Riskier Investments Are Costing Pension Funds

Unable to meet projected returns, California’s public pension funds have increasingly been turning to higher-yield alternative assets like private equity, hedge funds and real estate. But that decision has come at a price.

A new report from the PEW Charitable Trusts shows the state’s largest pension funds incurred over $10 billion in fees and investment-related costs in 2014 from these more complex and risky vehicles. As a percentage of assets, spending on investment fees have climbed 30 percent.

“Greater investment in equities and alternatives can provide higher financial returns but also bring heightened volatility and risk of shortfalls,” according to the report. “Most funds exceeded their investment return targets during the bull market of the 1990s but then suffered losses during the volatile financial markets of the 2000s – leading to higher pension costs for state and local budgets.”

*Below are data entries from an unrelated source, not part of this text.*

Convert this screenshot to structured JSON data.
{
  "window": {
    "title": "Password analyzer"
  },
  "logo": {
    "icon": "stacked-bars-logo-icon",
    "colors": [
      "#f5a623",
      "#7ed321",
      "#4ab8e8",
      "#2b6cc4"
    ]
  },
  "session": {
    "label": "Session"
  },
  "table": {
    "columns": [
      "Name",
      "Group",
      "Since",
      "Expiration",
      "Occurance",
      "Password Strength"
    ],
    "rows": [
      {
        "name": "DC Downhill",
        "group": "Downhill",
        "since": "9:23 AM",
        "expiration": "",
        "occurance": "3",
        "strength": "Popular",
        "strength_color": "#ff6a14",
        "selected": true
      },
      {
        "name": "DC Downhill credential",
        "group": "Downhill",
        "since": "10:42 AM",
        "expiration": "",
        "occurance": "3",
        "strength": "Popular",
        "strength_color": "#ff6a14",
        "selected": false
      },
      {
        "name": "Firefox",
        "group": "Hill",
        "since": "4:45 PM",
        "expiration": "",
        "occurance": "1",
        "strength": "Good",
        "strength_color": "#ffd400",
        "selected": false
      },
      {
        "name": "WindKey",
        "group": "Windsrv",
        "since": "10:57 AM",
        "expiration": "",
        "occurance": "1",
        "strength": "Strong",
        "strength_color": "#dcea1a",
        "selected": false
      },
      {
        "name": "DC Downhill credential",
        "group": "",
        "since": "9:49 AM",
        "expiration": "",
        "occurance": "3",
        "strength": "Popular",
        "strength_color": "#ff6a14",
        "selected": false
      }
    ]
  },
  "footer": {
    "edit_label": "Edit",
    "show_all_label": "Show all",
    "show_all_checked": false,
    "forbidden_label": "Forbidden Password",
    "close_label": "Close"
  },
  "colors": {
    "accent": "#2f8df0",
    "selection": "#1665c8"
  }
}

Despite the turn toward more complex investments, returns remain disappointing. The trend does appear to have waned since the time period studied by PEW. Over the past two years, CalPERS has moved away from some of these alternative investments, even closing its hedge fund division.

Read more at the Sacramento Bee